• EXERCISE
Where in the records does the word "stick" appear? Copy each line that holds it.
*** Opening of SOURCE RECORDS ***
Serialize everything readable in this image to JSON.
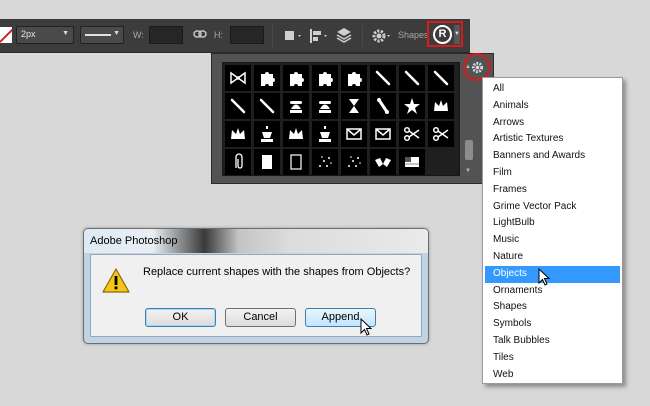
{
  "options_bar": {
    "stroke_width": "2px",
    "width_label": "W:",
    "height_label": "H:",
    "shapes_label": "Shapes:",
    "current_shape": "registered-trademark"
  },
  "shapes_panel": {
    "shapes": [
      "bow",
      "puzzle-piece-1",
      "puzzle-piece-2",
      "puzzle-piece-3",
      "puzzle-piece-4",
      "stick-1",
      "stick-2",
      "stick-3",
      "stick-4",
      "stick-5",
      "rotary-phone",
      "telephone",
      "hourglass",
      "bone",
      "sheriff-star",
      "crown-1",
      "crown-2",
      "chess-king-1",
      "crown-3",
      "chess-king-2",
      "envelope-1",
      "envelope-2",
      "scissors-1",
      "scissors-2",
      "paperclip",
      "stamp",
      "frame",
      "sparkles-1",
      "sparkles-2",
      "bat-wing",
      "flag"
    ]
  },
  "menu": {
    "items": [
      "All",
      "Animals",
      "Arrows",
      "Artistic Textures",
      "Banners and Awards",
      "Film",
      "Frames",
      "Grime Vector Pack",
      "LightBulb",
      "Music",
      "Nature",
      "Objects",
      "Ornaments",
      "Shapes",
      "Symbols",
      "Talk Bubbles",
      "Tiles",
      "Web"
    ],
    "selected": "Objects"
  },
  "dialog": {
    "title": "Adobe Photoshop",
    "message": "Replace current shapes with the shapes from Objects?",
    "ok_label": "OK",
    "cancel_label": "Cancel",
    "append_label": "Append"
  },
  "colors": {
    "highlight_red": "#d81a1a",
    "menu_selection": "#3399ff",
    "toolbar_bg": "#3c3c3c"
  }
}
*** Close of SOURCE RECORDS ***
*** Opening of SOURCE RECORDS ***
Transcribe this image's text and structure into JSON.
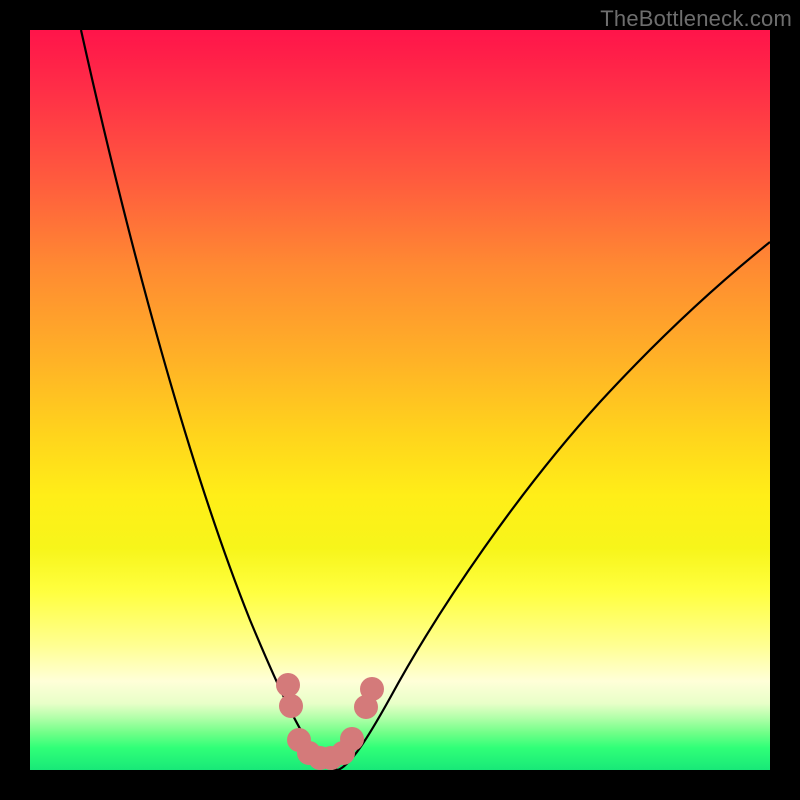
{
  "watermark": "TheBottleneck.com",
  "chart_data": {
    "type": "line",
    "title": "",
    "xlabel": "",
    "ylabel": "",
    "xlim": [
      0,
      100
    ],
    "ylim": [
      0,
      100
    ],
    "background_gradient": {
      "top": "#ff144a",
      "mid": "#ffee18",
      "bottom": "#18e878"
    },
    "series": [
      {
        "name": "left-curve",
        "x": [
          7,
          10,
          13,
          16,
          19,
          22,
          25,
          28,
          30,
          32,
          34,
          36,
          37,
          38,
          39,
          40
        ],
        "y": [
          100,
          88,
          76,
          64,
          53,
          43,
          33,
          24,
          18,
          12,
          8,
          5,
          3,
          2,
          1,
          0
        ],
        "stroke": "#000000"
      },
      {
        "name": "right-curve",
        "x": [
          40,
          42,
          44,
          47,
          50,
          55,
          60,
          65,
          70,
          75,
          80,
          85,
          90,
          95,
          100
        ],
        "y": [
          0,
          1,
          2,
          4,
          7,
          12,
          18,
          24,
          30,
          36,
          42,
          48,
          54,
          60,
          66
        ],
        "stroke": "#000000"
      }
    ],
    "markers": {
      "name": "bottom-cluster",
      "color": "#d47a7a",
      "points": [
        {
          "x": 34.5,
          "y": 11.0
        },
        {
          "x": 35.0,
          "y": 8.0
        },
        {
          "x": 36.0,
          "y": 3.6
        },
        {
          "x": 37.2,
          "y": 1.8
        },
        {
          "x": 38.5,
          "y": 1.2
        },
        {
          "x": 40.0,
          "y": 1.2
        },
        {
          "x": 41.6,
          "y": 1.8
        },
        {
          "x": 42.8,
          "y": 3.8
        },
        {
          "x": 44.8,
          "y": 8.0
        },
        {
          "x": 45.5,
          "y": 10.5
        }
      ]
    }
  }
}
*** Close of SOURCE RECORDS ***
• EXERCISE SOLUTION
      "stick-1",
      "stick-2",
      "stick-3",
      "stick-4",
      "stick-5",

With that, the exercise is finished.